━━ RECORDS FOR THE EXERCISE

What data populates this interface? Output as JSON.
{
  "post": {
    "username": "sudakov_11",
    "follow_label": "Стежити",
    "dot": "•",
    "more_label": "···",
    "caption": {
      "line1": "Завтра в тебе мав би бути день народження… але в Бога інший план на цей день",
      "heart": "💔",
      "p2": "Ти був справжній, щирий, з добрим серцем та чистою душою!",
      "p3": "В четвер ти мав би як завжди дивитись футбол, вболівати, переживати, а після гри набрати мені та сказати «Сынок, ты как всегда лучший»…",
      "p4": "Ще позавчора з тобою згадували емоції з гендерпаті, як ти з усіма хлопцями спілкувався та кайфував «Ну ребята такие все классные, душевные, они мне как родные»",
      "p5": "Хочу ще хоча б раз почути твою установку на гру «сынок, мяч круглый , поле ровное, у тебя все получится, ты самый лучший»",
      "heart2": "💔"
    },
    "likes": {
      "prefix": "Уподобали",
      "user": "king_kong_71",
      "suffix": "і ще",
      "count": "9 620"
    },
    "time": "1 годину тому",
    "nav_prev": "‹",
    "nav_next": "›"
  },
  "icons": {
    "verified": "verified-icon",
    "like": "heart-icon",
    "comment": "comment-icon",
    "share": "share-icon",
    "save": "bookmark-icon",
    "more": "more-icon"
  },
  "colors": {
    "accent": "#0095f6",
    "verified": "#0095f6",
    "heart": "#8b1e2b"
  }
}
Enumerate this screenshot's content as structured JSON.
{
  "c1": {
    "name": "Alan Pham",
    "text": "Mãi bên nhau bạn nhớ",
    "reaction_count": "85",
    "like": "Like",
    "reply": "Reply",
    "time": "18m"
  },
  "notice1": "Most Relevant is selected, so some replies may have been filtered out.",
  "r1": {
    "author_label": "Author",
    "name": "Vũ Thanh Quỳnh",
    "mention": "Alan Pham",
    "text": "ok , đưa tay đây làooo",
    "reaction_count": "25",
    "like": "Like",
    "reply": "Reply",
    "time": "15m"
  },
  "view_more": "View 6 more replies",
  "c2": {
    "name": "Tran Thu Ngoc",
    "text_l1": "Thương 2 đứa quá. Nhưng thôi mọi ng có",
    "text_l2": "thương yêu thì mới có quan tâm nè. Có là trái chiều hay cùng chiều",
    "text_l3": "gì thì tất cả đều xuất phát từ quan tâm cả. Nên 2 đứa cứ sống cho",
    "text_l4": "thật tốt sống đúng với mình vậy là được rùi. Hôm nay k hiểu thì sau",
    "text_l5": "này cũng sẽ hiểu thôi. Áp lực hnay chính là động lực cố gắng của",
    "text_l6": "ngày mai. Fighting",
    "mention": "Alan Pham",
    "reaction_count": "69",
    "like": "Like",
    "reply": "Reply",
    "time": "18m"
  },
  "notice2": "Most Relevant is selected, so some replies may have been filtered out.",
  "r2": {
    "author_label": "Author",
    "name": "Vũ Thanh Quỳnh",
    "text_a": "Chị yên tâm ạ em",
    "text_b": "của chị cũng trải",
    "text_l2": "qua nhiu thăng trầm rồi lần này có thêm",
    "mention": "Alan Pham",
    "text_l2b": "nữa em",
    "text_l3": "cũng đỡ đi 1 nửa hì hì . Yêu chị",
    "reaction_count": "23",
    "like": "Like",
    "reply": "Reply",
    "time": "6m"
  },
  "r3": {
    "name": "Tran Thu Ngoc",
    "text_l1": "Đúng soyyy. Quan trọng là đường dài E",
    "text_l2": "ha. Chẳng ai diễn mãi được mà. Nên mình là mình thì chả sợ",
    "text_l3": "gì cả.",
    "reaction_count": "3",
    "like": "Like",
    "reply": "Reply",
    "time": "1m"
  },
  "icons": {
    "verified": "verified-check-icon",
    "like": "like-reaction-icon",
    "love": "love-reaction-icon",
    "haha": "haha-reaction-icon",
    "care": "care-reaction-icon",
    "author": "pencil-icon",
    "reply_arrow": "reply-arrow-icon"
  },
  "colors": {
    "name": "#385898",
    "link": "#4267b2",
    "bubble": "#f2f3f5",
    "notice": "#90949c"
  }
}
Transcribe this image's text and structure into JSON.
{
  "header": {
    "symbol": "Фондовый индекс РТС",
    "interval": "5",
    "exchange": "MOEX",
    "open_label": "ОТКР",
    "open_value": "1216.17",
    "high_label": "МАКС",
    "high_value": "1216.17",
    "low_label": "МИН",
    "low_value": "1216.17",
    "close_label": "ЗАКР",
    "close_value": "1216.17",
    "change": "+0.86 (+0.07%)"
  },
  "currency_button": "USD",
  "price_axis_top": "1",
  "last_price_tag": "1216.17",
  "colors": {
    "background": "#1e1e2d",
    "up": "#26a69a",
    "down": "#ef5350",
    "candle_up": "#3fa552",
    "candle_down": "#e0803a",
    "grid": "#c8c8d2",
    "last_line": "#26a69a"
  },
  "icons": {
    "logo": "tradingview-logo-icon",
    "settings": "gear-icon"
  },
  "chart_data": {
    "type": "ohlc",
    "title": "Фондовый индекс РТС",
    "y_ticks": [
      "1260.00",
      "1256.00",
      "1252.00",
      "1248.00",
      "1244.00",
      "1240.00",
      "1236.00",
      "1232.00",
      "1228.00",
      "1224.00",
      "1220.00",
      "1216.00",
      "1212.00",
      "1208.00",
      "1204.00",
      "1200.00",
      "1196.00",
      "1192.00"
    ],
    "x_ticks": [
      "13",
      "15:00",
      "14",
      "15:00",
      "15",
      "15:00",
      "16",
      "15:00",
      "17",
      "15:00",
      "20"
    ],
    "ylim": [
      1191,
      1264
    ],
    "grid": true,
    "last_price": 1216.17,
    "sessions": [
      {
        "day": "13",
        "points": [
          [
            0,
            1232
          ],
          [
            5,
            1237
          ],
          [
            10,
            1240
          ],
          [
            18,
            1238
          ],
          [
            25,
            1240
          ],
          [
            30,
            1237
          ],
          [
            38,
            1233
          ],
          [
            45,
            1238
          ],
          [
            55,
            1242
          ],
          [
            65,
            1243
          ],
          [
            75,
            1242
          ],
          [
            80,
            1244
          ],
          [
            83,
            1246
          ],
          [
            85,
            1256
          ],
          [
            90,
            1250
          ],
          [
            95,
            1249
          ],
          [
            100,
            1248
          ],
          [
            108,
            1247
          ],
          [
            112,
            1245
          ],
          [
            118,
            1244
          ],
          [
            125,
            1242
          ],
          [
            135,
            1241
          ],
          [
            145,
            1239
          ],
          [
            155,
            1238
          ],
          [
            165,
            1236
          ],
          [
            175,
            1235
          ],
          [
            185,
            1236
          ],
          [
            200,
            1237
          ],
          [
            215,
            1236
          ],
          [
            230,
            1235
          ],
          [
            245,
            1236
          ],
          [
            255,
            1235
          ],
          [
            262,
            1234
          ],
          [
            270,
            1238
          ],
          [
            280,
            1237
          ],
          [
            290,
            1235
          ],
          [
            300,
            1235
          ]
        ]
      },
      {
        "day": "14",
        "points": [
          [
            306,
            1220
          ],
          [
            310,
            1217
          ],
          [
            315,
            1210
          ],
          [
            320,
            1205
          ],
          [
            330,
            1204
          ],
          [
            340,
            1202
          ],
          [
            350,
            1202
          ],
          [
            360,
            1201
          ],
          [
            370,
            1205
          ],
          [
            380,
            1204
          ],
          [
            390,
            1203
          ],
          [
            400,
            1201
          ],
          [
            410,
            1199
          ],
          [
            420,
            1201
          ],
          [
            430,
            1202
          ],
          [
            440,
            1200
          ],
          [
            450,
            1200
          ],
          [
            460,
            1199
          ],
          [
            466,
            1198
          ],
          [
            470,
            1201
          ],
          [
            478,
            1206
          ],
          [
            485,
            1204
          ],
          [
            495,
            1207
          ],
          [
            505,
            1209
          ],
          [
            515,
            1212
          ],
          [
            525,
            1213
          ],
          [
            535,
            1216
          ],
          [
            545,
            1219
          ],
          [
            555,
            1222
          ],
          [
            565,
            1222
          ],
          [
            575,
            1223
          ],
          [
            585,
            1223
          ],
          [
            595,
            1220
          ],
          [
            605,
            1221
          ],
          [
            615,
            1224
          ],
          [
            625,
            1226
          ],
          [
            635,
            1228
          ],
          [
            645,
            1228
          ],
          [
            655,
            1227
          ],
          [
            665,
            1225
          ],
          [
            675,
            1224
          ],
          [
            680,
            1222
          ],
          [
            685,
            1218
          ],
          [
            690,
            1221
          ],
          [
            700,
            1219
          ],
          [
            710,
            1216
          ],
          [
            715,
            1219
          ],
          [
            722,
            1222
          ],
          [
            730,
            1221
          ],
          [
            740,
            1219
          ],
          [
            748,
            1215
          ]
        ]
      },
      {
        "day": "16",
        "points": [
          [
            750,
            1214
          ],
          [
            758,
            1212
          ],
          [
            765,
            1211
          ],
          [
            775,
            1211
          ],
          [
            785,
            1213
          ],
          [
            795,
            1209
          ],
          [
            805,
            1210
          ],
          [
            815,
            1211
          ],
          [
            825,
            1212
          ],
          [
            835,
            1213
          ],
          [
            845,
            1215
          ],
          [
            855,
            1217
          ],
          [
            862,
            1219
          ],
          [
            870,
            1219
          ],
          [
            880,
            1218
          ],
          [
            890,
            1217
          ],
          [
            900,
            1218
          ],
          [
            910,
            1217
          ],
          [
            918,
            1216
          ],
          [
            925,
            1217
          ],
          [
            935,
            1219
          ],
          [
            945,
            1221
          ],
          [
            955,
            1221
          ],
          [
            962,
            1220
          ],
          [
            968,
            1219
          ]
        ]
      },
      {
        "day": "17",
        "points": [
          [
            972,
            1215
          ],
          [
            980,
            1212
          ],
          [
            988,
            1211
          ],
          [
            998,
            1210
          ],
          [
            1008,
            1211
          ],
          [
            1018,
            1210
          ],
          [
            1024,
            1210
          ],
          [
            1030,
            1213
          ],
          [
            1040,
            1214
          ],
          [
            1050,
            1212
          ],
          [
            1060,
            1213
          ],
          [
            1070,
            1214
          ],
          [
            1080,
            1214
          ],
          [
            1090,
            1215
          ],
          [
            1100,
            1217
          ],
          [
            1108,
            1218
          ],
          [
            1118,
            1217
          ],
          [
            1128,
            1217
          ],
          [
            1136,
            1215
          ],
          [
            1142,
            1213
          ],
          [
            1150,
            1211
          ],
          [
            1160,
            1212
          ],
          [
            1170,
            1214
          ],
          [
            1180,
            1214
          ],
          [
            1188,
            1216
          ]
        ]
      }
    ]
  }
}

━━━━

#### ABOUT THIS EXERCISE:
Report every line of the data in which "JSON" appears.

#### ANSWER SPACE:
What data populates this interface? Output as JSON.
Enumerate this screenshot's content as structured JSON.
Transcribe this image's text and structure into JSON.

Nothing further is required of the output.